■ **Try it**:
Omit any picture, and return the remaining data exactly as written.

■ **Information supplied**:
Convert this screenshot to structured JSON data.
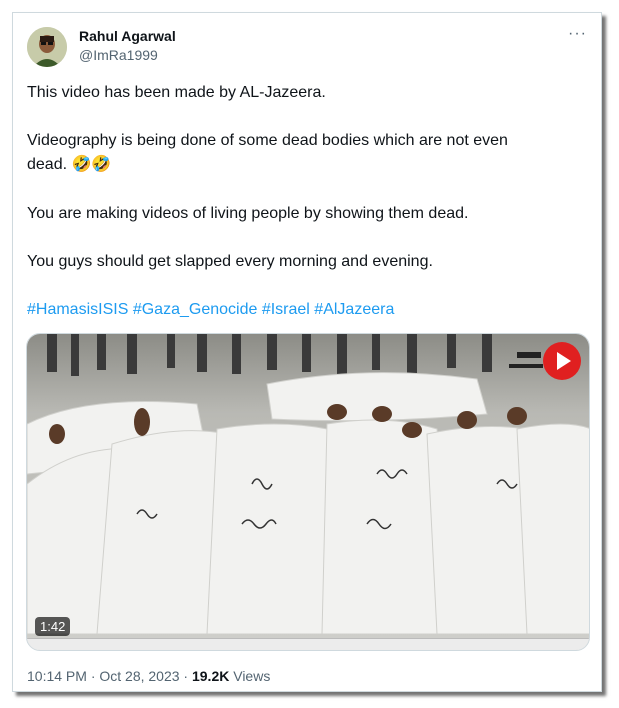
{
  "author": {
    "name": "Rahul Agarwal",
    "handle": "@ImRa1999"
  },
  "more_icon": "more-horizontal-icon",
  "tweet": {
    "line1": "This video has been made by AL-Jazeera.",
    "line2a": "Videography is being done of some dead bodies which are not even",
    "line2b": "dead. 🤣🤣",
    "line3": "You are making videos of living people by showing them dead.",
    "line4": "You guys should get slapped every morning and evening.",
    "hashtags": [
      "#HamasisISIS",
      "#Gaza_Genocide",
      "#Israel",
      "#AlJazeera"
    ]
  },
  "media": {
    "duration": "1:42"
  },
  "meta": {
    "time": "10:14 PM · Oct 28, 2023",
    "separator": "·",
    "views_count": "19.2K",
    "views_label": "Views"
  },
  "colors": {
    "link": "#1d9bf0",
    "muted": "#536471"
  }
}
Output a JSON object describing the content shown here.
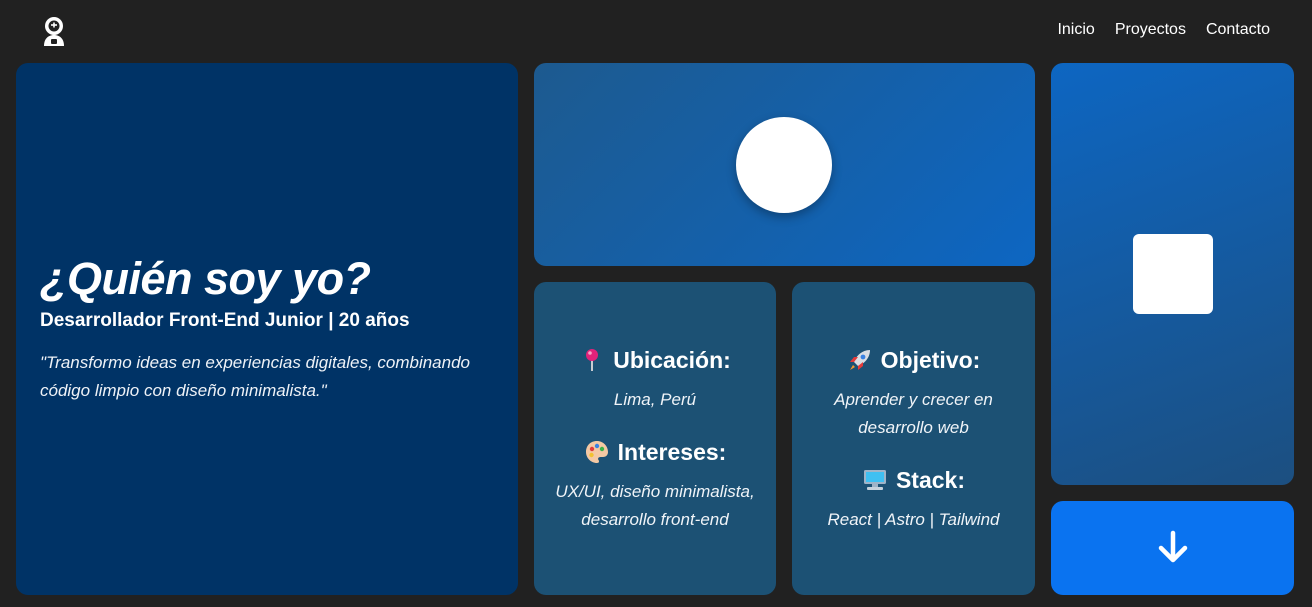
{
  "header": {
    "logo_icon": "astronaut-icon",
    "nav": [
      {
        "label": "Inicio"
      },
      {
        "label": "Proyectos"
      },
      {
        "label": "Contacto"
      }
    ]
  },
  "about": {
    "title": "¿Quién soy yo?",
    "subtitle": "Desarrollador Front-End Junior | 20 años",
    "quote": "\"Transformo ideas en experiencias digitales, combinando código limpio con diseño minimalista.\""
  },
  "info_left": {
    "location": {
      "icon": "pin-icon",
      "heading": "Ubicación:",
      "text": "Lima, Perú"
    },
    "interests": {
      "icon": "palette-icon",
      "heading": "Intereses:",
      "text": "UX/UI, diseño minimalista, desarrollo front-end"
    }
  },
  "info_right": {
    "goal": {
      "icon": "rocket-icon",
      "heading": "Objetivo:",
      "text": "Aprender y crecer en desarrollo web"
    },
    "stack": {
      "icon": "computer-icon",
      "heading": "Stack:",
      "text": "React | Astro | Tailwind"
    }
  },
  "scroll_button": {
    "icon": "arrow-down-icon"
  },
  "colors": {
    "background": "#212121",
    "about_card": "#003366",
    "info_card": "#1c5174",
    "accent": "#0a73f0"
  }
}
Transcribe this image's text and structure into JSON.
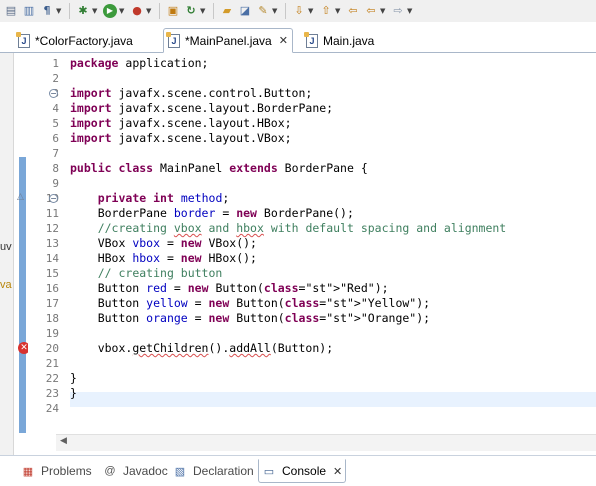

■ **Answer to this exercise**:
Convert this screenshot to structured JSON data.
{
  "author": {
    "name": "Rahul Agarwal",
    "handle": "@ImRa1999"
  },
  "more_icon": "more-horizontal-icon",
  "tweet": {
    "line1": "This video has been made by AL-Jazeera.",
    "line2a": "Videography is being done of some dead bodies which are not even",
    "line2b": "dead. 🤣🤣",
    "line3": "You are making videos of living people by showing them dead.",
    "line4": "You guys should get slapped every morning and evening.",
    "hashtags": [
      "#HamasisISIS",
      "#Gaza_Genocide",
      "#Israel",
      "#AlJazeera"
    ]
  },
  "media": {
    "duration": "1:42"
  },
  "meta": {
    "time": "10:14 PM · Oct 28, 2023",
    "separator": "·",
    "views_count": "19.2K",
    "views_label": "Views"
  },
  "colors": {
    "link": "#1d9bf0",
    "muted": "#536471"
  }
}
Output a JSON object describing the content shown here.
{
  "header": {
    "logo_icon": "astronaut-icon",
    "nav": [
      {
        "label": "Inicio"
      },
      {
        "label": "Proyectos"
      },
      {
        "label": "Contacto"
      }
    ]
  },
  "about": {
    "title": "¿Quién soy yo?",
    "subtitle": "Desarrollador Front-End Junior | 20 años",
    "quote": "\"Transformo ideas en experiencias digitales, combinando código limpio con diseño minimalista.\""
  },
  "info_left": {
    "location": {
      "icon": "pin-icon",
      "heading": "Ubicación:",
      "text": "Lima, Perú"
    },
    "interests": {
      "icon": "palette-icon",
      "heading": "Intereses:",
      "text": "UX/UI, diseño minimalista, desarrollo front-end"
    }
  },
  "info_right": {
    "goal": {
      "icon": "rocket-icon",
      "heading": "Objetivo:",
      "text": "Aprender y crecer en desarrollo web"
    },
    "stack": {
      "icon": "computer-icon",
      "heading": "Stack:",
      "text": "React | Astro | Tailwind"
    }
  },
  "scroll_button": {
    "icon": "arrow-down-icon"
  },
  "colors": {
    "background": "#212121",
    "about_card": "#003366",
    "info_card": "#1c5174",
    "accent": "#0a73f0"
  }
}
Transcribe this image's text and structure into JSON.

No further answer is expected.